=== YOUR ASSIGNMENT ===
Note how many lines in these entries contain "messages", and reply with that number alone.
◇ ◇ ◇ ◇ ◇
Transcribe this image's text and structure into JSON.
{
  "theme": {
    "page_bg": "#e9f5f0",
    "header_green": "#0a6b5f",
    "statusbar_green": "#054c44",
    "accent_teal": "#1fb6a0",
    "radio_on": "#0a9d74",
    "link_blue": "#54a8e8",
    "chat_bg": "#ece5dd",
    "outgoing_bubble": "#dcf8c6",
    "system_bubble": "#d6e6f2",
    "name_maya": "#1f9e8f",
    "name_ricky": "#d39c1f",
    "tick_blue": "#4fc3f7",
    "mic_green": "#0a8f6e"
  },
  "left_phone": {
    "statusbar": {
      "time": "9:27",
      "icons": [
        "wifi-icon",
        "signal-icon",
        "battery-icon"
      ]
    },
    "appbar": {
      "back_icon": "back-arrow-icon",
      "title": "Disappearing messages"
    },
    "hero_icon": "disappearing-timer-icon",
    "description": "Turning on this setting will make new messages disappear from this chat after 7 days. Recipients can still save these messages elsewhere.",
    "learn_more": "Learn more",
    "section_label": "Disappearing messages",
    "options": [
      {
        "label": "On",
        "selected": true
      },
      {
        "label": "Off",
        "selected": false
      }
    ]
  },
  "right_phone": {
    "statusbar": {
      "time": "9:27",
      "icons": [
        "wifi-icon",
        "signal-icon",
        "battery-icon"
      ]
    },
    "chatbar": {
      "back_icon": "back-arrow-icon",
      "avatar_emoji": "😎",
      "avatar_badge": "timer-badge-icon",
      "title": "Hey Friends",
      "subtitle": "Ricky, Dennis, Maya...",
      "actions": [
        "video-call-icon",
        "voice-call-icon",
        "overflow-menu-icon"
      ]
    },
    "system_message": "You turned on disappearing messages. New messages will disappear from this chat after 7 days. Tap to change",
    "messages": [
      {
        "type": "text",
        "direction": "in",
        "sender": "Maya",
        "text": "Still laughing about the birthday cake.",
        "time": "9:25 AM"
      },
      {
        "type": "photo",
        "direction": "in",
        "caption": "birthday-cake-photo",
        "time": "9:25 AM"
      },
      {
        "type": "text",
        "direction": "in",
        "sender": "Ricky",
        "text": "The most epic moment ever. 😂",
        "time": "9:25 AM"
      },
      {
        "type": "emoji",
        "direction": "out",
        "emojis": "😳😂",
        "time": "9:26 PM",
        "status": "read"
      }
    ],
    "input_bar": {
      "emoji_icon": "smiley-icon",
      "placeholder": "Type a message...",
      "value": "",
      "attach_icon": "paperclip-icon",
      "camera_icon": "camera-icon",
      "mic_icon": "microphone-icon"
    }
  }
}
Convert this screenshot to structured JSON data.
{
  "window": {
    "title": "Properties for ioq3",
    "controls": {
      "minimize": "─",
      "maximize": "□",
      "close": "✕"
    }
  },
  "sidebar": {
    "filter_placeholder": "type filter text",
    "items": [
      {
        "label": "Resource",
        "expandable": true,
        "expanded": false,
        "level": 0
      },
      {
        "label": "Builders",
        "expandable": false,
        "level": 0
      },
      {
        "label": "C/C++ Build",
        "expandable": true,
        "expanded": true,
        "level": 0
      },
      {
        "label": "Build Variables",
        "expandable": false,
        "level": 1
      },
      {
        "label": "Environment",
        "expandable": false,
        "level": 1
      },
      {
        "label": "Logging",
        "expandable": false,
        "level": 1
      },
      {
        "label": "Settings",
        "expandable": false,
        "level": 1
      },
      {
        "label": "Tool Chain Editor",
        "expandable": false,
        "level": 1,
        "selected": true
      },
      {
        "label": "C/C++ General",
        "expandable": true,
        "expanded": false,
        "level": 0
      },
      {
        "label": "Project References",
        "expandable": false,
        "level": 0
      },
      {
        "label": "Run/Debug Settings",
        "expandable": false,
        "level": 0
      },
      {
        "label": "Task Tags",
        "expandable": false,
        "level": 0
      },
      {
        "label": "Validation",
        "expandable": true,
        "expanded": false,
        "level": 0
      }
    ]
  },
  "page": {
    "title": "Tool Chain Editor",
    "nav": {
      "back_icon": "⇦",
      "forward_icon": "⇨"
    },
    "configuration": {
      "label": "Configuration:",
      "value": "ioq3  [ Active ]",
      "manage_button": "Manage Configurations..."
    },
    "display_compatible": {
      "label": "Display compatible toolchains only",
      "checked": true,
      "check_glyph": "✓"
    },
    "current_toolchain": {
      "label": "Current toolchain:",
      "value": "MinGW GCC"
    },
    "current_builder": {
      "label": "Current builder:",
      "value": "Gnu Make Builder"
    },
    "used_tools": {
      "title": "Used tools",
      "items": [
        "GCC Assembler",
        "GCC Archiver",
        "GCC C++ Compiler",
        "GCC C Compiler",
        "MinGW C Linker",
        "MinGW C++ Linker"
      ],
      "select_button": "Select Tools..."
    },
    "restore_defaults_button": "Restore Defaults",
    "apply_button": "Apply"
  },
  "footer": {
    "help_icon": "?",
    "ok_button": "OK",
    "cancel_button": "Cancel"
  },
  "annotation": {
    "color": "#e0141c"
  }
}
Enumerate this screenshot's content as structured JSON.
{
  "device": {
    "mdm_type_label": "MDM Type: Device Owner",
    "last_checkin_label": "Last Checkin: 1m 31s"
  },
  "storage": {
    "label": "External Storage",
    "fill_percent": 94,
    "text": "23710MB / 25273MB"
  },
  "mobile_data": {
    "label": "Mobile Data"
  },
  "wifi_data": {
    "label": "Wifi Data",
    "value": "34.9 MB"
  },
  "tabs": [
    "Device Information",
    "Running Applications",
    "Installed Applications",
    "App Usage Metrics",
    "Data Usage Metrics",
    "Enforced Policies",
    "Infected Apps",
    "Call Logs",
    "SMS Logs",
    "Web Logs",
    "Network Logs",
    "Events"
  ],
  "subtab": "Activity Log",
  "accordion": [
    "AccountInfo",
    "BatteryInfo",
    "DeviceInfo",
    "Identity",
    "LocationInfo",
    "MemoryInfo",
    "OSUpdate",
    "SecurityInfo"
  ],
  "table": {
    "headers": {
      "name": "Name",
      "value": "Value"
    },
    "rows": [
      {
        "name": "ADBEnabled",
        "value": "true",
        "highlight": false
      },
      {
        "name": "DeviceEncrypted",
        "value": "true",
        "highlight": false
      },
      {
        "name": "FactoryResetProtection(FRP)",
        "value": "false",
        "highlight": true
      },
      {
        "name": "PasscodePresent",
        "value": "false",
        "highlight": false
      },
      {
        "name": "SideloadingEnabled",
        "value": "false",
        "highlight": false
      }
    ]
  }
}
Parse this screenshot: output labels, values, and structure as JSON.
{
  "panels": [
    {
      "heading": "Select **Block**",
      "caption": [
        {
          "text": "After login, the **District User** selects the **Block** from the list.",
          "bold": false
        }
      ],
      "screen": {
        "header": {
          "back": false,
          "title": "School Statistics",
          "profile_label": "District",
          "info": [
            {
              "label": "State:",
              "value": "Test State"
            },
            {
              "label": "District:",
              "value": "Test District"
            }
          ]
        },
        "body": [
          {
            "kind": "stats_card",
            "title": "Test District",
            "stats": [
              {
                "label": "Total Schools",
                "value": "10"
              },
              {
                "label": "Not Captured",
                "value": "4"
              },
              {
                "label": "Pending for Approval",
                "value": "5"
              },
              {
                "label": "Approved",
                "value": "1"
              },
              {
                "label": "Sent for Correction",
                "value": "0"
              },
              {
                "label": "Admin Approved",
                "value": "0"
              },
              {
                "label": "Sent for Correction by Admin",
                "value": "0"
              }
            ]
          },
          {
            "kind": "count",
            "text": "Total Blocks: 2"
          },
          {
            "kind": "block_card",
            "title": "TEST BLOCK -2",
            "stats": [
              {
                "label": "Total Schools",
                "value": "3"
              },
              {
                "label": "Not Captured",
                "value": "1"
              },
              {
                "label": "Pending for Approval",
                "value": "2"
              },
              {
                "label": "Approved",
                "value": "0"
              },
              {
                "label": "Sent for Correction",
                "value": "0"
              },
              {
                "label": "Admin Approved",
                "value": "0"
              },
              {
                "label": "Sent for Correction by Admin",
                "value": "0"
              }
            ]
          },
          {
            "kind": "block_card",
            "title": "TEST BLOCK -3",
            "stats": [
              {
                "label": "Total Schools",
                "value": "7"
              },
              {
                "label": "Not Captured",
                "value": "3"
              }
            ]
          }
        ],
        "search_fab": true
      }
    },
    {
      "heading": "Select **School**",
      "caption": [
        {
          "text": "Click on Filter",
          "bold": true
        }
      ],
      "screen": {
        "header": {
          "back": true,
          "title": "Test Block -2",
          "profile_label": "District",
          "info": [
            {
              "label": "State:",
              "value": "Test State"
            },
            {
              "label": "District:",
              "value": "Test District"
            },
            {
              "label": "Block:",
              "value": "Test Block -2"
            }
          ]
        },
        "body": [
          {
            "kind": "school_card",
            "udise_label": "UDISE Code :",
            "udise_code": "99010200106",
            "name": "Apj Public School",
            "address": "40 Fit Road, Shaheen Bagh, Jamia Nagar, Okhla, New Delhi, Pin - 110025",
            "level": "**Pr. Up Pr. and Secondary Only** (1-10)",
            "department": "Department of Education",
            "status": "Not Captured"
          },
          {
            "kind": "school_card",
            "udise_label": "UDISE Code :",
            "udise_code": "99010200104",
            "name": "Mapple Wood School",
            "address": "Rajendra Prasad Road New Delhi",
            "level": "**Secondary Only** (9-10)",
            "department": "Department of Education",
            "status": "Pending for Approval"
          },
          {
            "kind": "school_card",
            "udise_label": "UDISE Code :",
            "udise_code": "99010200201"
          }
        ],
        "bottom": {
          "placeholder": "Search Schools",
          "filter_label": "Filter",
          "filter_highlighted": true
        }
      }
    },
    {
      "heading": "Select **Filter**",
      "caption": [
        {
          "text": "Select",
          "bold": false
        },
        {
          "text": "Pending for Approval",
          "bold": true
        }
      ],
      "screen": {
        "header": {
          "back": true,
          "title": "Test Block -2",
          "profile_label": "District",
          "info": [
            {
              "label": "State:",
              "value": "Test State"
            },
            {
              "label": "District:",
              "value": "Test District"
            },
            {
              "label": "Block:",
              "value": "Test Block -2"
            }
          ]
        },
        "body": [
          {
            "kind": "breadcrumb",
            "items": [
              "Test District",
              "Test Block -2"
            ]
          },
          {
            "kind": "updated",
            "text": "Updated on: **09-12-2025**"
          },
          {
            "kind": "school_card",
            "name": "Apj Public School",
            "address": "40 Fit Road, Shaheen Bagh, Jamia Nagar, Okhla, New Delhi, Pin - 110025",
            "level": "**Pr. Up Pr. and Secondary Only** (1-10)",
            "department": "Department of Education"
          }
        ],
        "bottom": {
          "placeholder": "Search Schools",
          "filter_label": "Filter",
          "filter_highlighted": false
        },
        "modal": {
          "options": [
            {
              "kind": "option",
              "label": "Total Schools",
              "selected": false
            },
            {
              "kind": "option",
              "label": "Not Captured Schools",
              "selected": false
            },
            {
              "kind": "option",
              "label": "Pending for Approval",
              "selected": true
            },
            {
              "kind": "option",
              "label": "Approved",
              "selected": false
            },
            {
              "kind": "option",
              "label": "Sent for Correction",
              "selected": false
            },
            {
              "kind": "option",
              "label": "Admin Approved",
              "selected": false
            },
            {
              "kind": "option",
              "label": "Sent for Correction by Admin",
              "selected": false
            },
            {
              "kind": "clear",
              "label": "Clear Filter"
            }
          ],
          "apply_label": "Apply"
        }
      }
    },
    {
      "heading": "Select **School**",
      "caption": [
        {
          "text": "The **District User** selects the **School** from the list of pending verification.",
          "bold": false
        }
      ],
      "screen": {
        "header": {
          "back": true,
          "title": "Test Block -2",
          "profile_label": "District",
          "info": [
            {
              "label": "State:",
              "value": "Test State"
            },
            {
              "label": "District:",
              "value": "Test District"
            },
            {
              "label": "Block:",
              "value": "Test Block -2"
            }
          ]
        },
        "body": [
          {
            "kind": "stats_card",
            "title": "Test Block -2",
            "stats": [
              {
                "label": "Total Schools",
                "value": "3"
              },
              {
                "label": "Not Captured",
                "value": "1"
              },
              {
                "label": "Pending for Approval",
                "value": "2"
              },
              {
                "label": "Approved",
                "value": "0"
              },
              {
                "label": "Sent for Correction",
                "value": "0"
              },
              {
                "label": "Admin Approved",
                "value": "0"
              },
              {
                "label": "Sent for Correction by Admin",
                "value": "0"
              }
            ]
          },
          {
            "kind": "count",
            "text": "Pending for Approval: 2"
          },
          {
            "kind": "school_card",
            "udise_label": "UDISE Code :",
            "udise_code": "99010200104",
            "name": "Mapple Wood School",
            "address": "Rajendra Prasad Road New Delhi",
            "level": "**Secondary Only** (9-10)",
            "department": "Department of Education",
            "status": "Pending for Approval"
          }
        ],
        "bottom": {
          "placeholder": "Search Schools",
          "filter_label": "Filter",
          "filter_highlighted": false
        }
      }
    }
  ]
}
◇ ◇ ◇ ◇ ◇
=== TASK ANSWER ===
5